— Journalist J. Hedges, (Writing in dialect in the role of a Connecticut farmer who disapproves of cow pictures), in the Boston Evening Transcript, 1917
Other animals as well as farm subjects were also painted. Despite their fondness for cows, oxen were another favorite of the Lyme painters, partly because they were very patient models. According to cow painter extraordinaire Edward C. Volkert, “oxen are twice as good as cows at posing . . . . oxen are always ready to stand still, but cows are more inquisitive and when a newcomer appears they forsake their quiet rumination and come over to investigate.”
Edward C. Volkert (1871-1935)
Along the Road
Oil on canvas
Gift of the Hartford Boiler Inspection and Insurance Company

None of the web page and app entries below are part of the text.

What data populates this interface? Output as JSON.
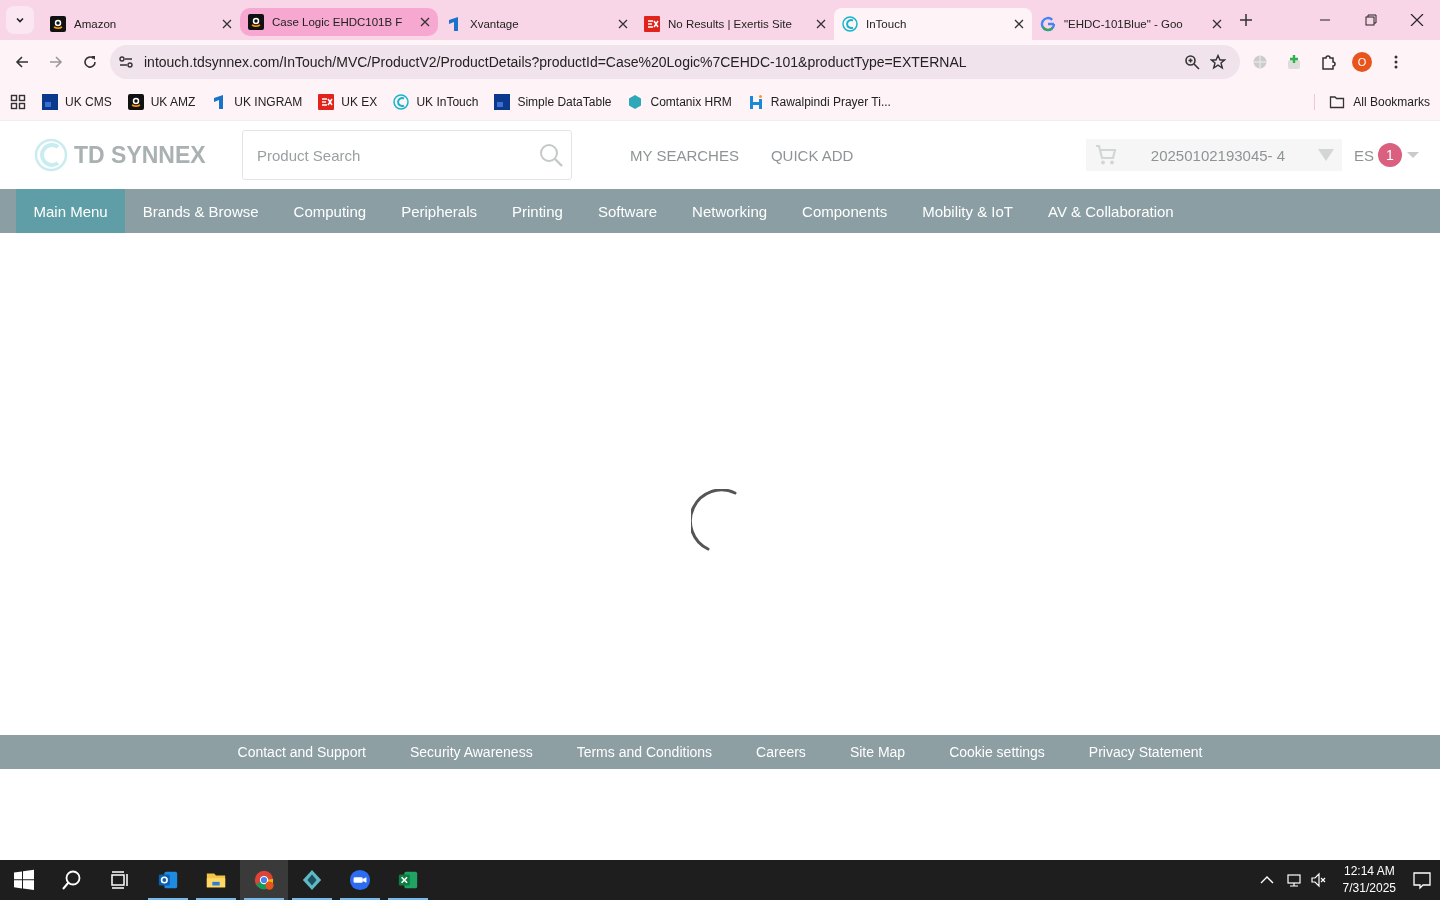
{
  "browser": {
    "tabs": [
      {
        "title": "Amazon",
        "kind": "amazon",
        "selected": false,
        "highlighted": false
      },
      {
        "title": "Case Logic EHDC101B F",
        "kind": "amazon",
        "selected": false,
        "highlighted": true
      },
      {
        "title": "Xvantage",
        "kind": "ingram",
        "selected": false,
        "highlighted": false
      },
      {
        "title": "No Results | Exertis Site",
        "kind": "exertis",
        "selected": false,
        "highlighted": false
      },
      {
        "title": "InTouch",
        "kind": "intouch",
        "selected": true,
        "highlighted": false
      },
      {
        "title": "\"EHDC-101Blue\" - Goo",
        "kind": "google",
        "selected": false,
        "highlighted": false
      }
    ],
    "address": "intouch.tdsynnex.com/InTouch/MVC/ProductV2/ProductDetails?productId=Case%20Logic%7CEHDC-101&productType=EXTERNAL",
    "profile": "O",
    "bookmarks": [
      {
        "label": "UK CMS",
        "kind": "df"
      },
      {
        "label": "UK AMZ",
        "kind": "amazon"
      },
      {
        "label": "UK INGRAM",
        "kind": "ingram"
      },
      {
        "label": "UK EX",
        "kind": "exertis"
      },
      {
        "label": "UK InTouch",
        "kind": "intouch"
      },
      {
        "label": "Simple DataTable",
        "kind": "df"
      },
      {
        "label": "Comtanix HRM",
        "kind": "comtanix"
      },
      {
        "label": "Rawalpindi Prayer Ti...",
        "kind": "rawalpindi"
      }
    ],
    "all_bookmarks": "All Bookmarks"
  },
  "site": {
    "logo": "TD SYNNEX",
    "search": {
      "placeholder": "Product Search"
    },
    "links": [
      "MY SEARCHES",
      "QUICK ADD"
    ],
    "cart": {
      "order": "20250102193045- 4"
    },
    "user": {
      "initials": "ES",
      "badge": "1"
    },
    "menu": [
      {
        "label": "Main Menu",
        "selected": true
      },
      {
        "label": "Brands & Browse",
        "selected": false
      },
      {
        "label": "Computing",
        "selected": false
      },
      {
        "label": "Peripherals",
        "selected": false
      },
      {
        "label": "Printing",
        "selected": false
      },
      {
        "label": "Software",
        "selected": false
      },
      {
        "label": "Networking",
        "selected": false
      },
      {
        "label": "Components",
        "selected": false
      },
      {
        "label": "Mobility & IoT",
        "selected": false
      },
      {
        "label": "AV & Collaboration",
        "selected": false
      }
    ],
    "footer": [
      "Contact and Support",
      "Security Awareness",
      "Terms and Conditions",
      "Careers",
      "Site Map",
      "Cookie settings",
      "Privacy Statement"
    ]
  },
  "taskbar": {
    "apps": [
      {
        "kind": "outlook",
        "active": false,
        "running": true
      },
      {
        "kind": "explorer",
        "active": false,
        "running": true
      },
      {
        "kind": "chrome",
        "active": true,
        "running": true
      },
      {
        "kind": "diamond",
        "active": false,
        "running": true
      },
      {
        "kind": "zoom",
        "active": false,
        "running": true
      },
      {
        "kind": "excel",
        "active": false,
        "running": true
      }
    ],
    "time": "12:14 AM",
    "date": "7/31/2025"
  }
}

Images showing farm labor, like ice harvesting or salt haying, as well as quiet scenes that only hint at the agrarian lifestyle were also common. Ranger was a real proponent of these more contemplative yet still “humanized” landscapes. He remarked that “a farmer can’t cut down a tree or build a fence or dig a ditch or throw a bridge across a rill without helping to humanize his land. And a sensitive person will unconsciously feel the spell woven by generations of husbandmen piling the stones from the fields into walls.”

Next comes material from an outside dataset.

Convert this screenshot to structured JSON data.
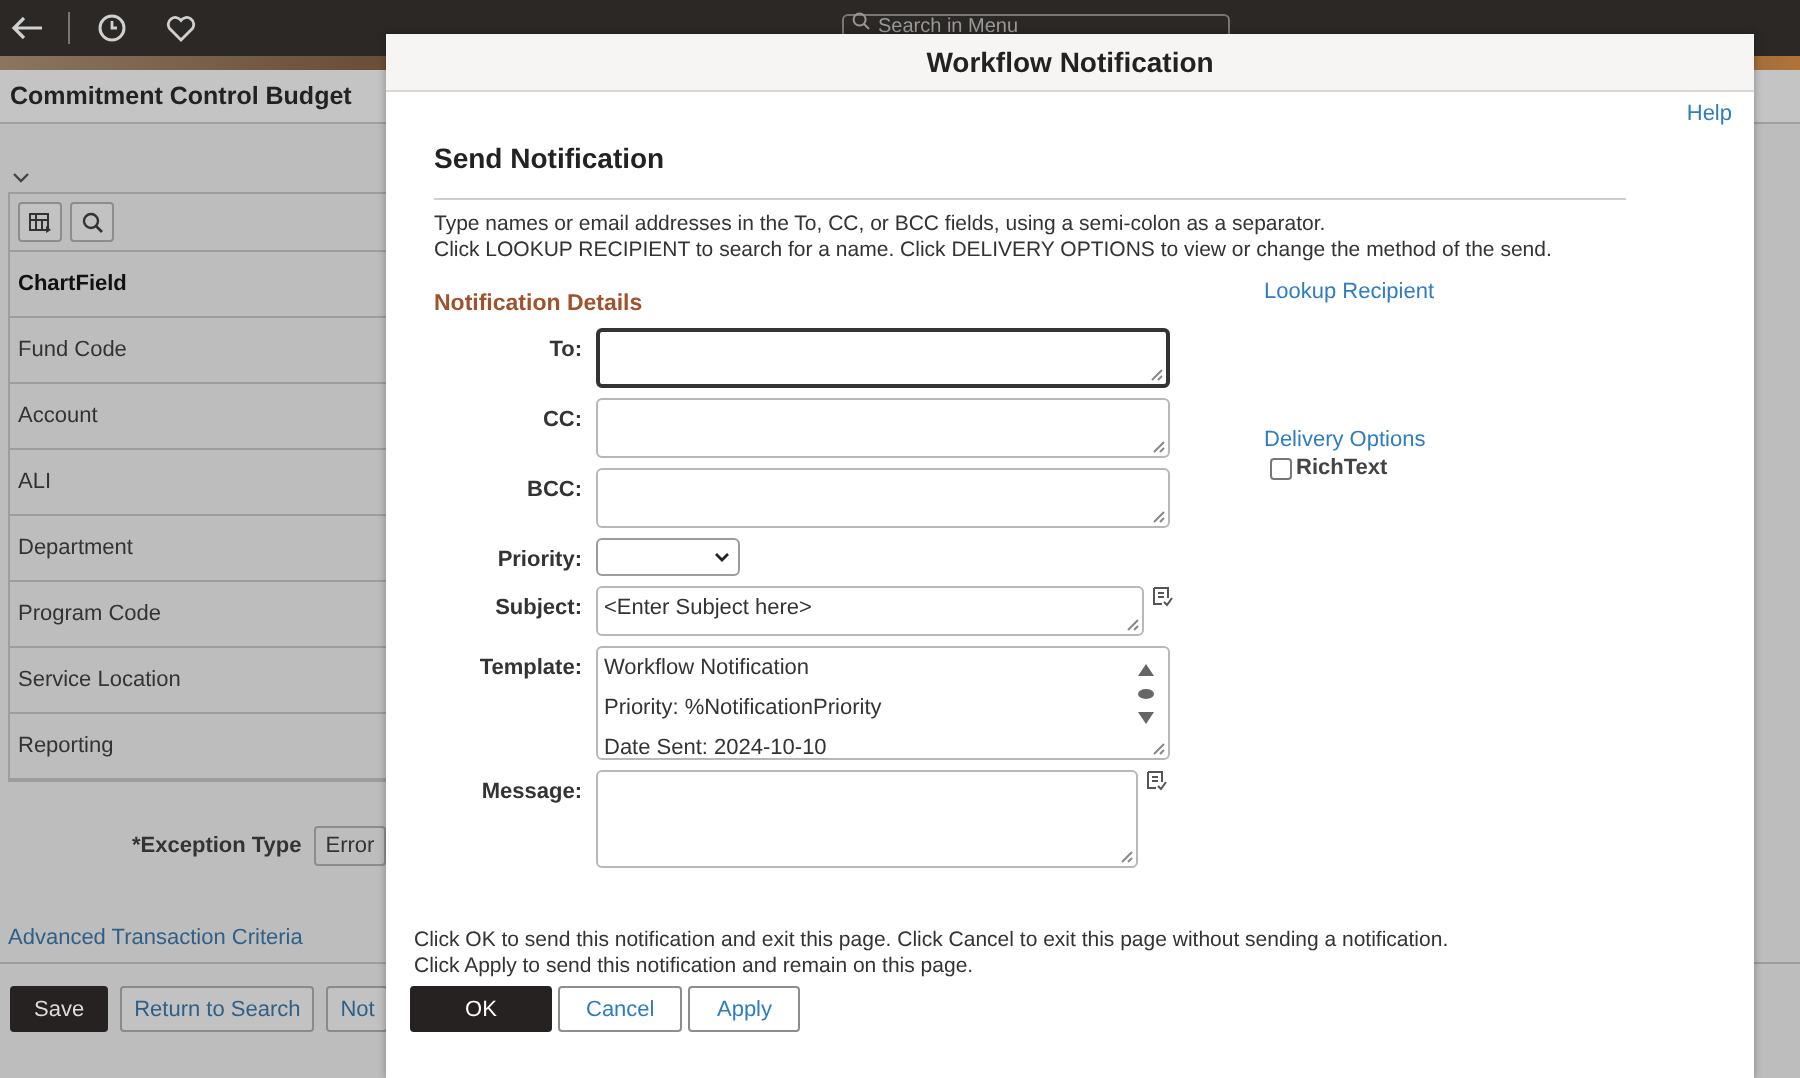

Louis Paul Dessar (1867-1952)
The Wood Chopper, 1906
Oil on canvas
Gift of Mr. Fenton L.B. Brown
Artists come early in the spring and stay late in the fall and fraternize with the farmers who raise sheep for their benefit, keep oxen for their good and cart home picturesque heaps of sedge and hay from the russet salt marshes that border the town on its southernside.
— Unidentified writer in article paintings at Lyme: Exhibition for benefit of local library, 1903

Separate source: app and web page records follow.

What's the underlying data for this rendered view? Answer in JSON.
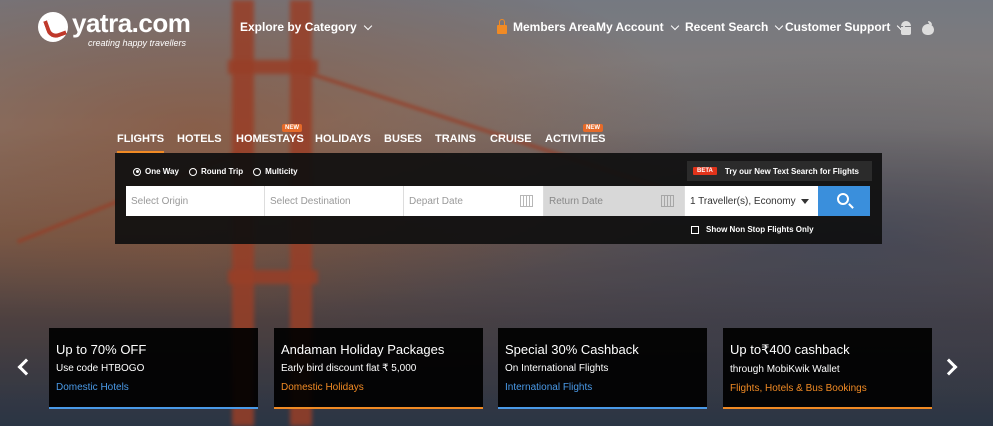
{
  "logo": {
    "text": "yatra.com",
    "tagline": "creating happy travellers"
  },
  "header": {
    "explore": "Explore by Category",
    "members": "Members Area",
    "account": "My Account",
    "recent": "Recent Search",
    "support": "Customer Support",
    "apps": [
      "android-icon",
      "apple-icon"
    ]
  },
  "tabs": [
    {
      "label": "FLIGHTS",
      "active": true,
      "new": false
    },
    {
      "label": "HOTELS",
      "active": false,
      "new": false
    },
    {
      "label": "HOMESTAYS",
      "active": false,
      "new": true
    },
    {
      "label": "HOLIDAYS",
      "active": false,
      "new": false
    },
    {
      "label": "BUSES",
      "active": false,
      "new": false
    },
    {
      "label": "TRAINS",
      "active": false,
      "new": false
    },
    {
      "label": "CRUISE",
      "active": false,
      "new": false
    },
    {
      "label": "ACTIVITIES",
      "active": false,
      "new": true
    }
  ],
  "new_badge": "NEW",
  "search": {
    "trip_types": [
      {
        "label": "One Way",
        "selected": true
      },
      {
        "label": "Round Trip",
        "selected": false
      },
      {
        "label": "Multicity",
        "selected": false
      }
    ],
    "beta_badge": "BETA",
    "beta_text": "Try our New Text Search for Flights",
    "origin_placeholder": "Select Origin",
    "destination_placeholder": "Select Destination",
    "depart_placeholder": "Depart Date",
    "return_placeholder": "Return Date",
    "traveller": "1 Traveller(s), Economy",
    "nonstop": "Show Non Stop Flights Only"
  },
  "offers": [
    {
      "title": "Up to 70% OFF",
      "sub": "Use code HTBOGO",
      "category": "Domestic Hotels",
      "color": "#4a9ae8"
    },
    {
      "title": "Andaman Holiday Packages",
      "sub": "Early bird discount flat ₹ 5,000",
      "category": "Domestic Holidays",
      "color": "#f08a24"
    },
    {
      "title": "Special 30% Cashback",
      "sub": "On International Flights",
      "category": "International Flights",
      "color": "#4a9ae8"
    },
    {
      "title": "Up to₹400 cashback",
      "sub": "through MobiKwik Wallet",
      "category": "Flights, Hotels & Bus Bookings",
      "color": "#f08a24"
    }
  ]
}
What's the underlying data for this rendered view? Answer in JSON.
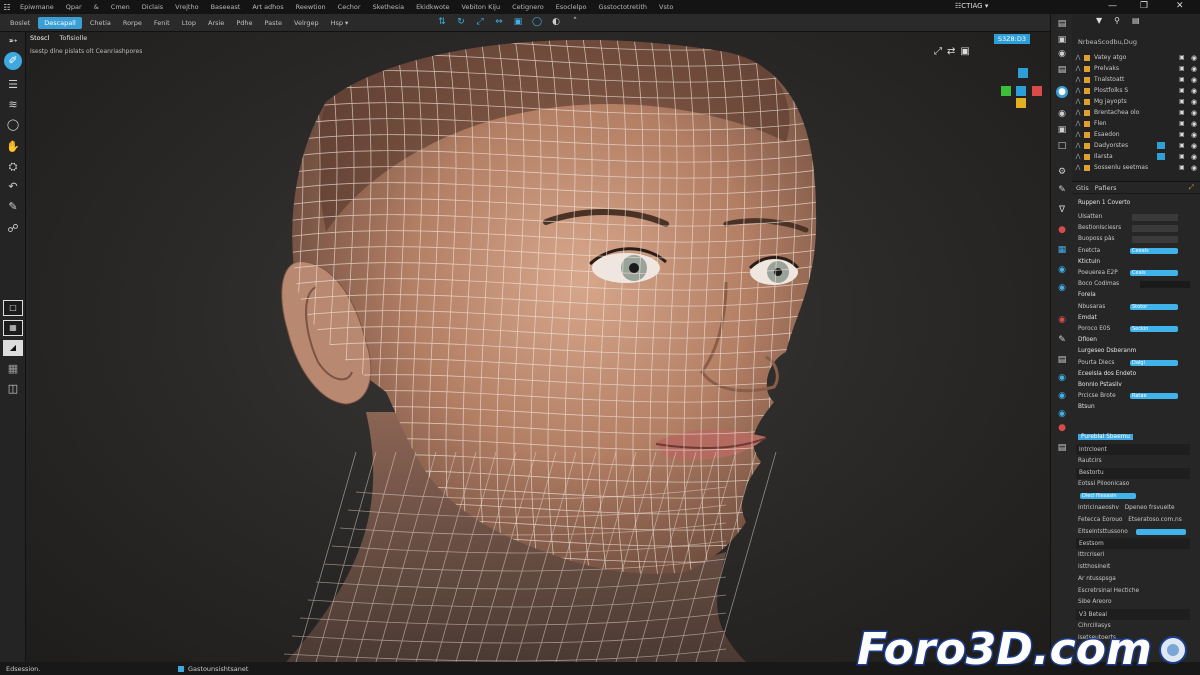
{
  "menubar": {
    "logo": "☷",
    "items": [
      "Epiwmane",
      "Qpar",
      "&",
      "Cmen",
      "Diclais",
      "Vrejtho",
      "Baseeast",
      "Art adhos",
      "Reewtion",
      "Cechor",
      "Skethesia",
      "Ekidkwote",
      "Vebiton Kiju",
      "Cetignero",
      "Esoclelpo",
      "Gsstoctotretith",
      "Vsto"
    ],
    "center_title": "☷CTIAG ▾",
    "controls": [
      "—",
      "❐",
      "✕"
    ]
  },
  "toolbar2": {
    "items": [
      "Boslet",
      "Descapall",
      "Chetia",
      "Rorpe",
      "Fenit",
      "Ltop",
      "Arsie",
      "Pdhe",
      "Paste",
      "Velrgep",
      "Hsp ▾"
    ],
    "active_index": 1
  },
  "viewport": {
    "mode": "Stoscl",
    "view": "Tofisiolle",
    "sub": "Isestp dlne pislats olt Ceanriashpores",
    "topright": "S3Z8:D3"
  },
  "outliner": {
    "title": "NrbeaScodbu,Dug",
    "rows": [
      {
        "name": "Vatey atgo",
        "badge": false
      },
      {
        "name": "Prelvaks",
        "badge": false
      },
      {
        "name": "Tnalstoatt",
        "badge": false
      },
      {
        "name": "Plostfolks S",
        "badge": false
      },
      {
        "name": "Mg jayopts",
        "badge": false
      },
      {
        "name": "Brentachea olo",
        "badge": false
      },
      {
        "name": "Flen",
        "badge": false
      },
      {
        "name": "Esaedon",
        "badge": false
      },
      {
        "name": "Dadyorstes",
        "badge": true
      },
      {
        "name": "Ilarsta",
        "badge": true
      },
      {
        "name": "Sossenlu seetmas",
        "badge": false
      }
    ]
  },
  "properties": {
    "tab": "Gtis",
    "tab2": "Pafiers",
    "header": "Ruppen 1 Coverto",
    "rows": [
      {
        "label": "Ulsatten",
        "kind": "field"
      },
      {
        "label": "Bestionlsciesrs",
        "kind": "field"
      },
      {
        "label": "Buoposs pàs",
        "kind": "field"
      },
      {
        "label": "Enetcta",
        "kind": "slider",
        "value": "Ceeals"
      },
      {
        "label": "Ktictuin",
        "kind": "section"
      },
      {
        "label": "Poeuerea  E2P",
        "kind": "slider",
        "value": "Ceals"
      },
      {
        "label": "Boco   Codimas",
        "kind": "dark"
      },
      {
        "label": "Forela",
        "kind": "section"
      },
      {
        "label": "Nbusaras",
        "kind": "slider",
        "value": "Stotor"
      },
      {
        "label": "Emdat",
        "kind": "section"
      },
      {
        "label": "Poroco  E0S",
        "kind": "slider",
        "value": "Seckin"
      },
      {
        "label": "Dfloen",
        "kind": "section"
      },
      {
        "label": "Lurgeseo Dsberanm",
        "kind": "section"
      },
      {
        "label": "Pourta  Diecs",
        "kind": "slider",
        "value": "Dalgi"
      },
      {
        "label": "Eceelsla dos Endeto",
        "kind": "section"
      },
      {
        "label": "Bonnlo Pstasiiv",
        "kind": "section"
      },
      {
        "label": "Prcicse  Brote",
        "kind": "slider",
        "value": "Ratae"
      },
      {
        "label": "Btsun",
        "kind": "section"
      }
    ],
    "highlight": "Pureblal Sbaemu",
    "lower": [
      {
        "label": "Intrcloent",
        "kind": "bar"
      },
      {
        "label": "Rautcirs",
        "kind": "plain"
      },
      {
        "label": "Bestortu",
        "kind": "bar"
      },
      {
        "label": "Eotssi Piloonicaso",
        "kind": "plain"
      },
      {
        "label": "Diecl fliesasin",
        "kind": "slider2"
      },
      {
        "label": "Intricinaeoshv Dpeneo frsvuelte",
        "kind": "plain"
      },
      {
        "label": "Fetecca Eorouo Etseratoso.com.ns",
        "kind": "plain"
      },
      {
        "label": "Eltseintsttussono",
        "kind": "slider3"
      },
      {
        "label": "Eestsom",
        "kind": "bar"
      },
      {
        "label": "Ittrcriseri",
        "kind": "plain"
      },
      {
        "label": "Istthosinelt",
        "kind": "plain"
      },
      {
        "label": "Ar ntusspsga",
        "kind": "plain"
      },
      {
        "label": "Escretrsinal Hectiche",
        "kind": "plain"
      },
      {
        "label": "Sibe Areoro",
        "kind": "plain"
      },
      {
        "label": "V3 Beteal",
        "kind": "bar"
      },
      {
        "label": "Cihrcillasys",
        "kind": "plain"
      },
      {
        "label": "Isetseutoerts",
        "kind": "plain"
      }
    ]
  },
  "statusbar": {
    "left": "Edsession.",
    "mid": "Gastounsishtsanet"
  },
  "watermark": "Foro3D.com"
}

Beginning with the earliest artists affiliated with the Lyme Art Colony and continuing to the present day,
paintings of the New England farm were popular subjects that were well received by the viewing and purchasing public. From sheep grazing on windswept hills and farmers toiling in the fields to quiet empty fields guarded by and ancient stone wall, these Lyme images captured a nostalgic sense of the past. These intimate views of rural life, as well as the tender “animalscapes,” as they are sometimes called, painted in Lyme and Old Lyme, were created by some of the most prominent painters working in this genre.
Matilda Browne (1869-1947) Bucolic Landscape, 1905
Oil on wood door panels
Gift of the Artist
The men and women paint and the sheep and cattle exist for the sake of being painted and, upon the approach of a stranger, arrange themselves in picturesque groups, while the artist fixes his camp chair and white umbrella. The town has been known as an ideal place for artists for some time, and its wind-swept pastures, winding roads, and glimpses of the Sound have been the delight of artists these dozen years.
— Unidentified writer of article paintings at Lyme: Exhibition for benefit of local library, 1903
Much of our information about the past
comes to us in the form of black and white photographs and historic postcards. The Museum’s archives are filled with fascinating photographs that reveal the people and places surrounding the Griswold boardinghouse. Because of the popularity of rural subjects, many postcard images contain images of the Lyme and Old Lyme farms and agrarian practices, such as salt-haying and hauling lumber.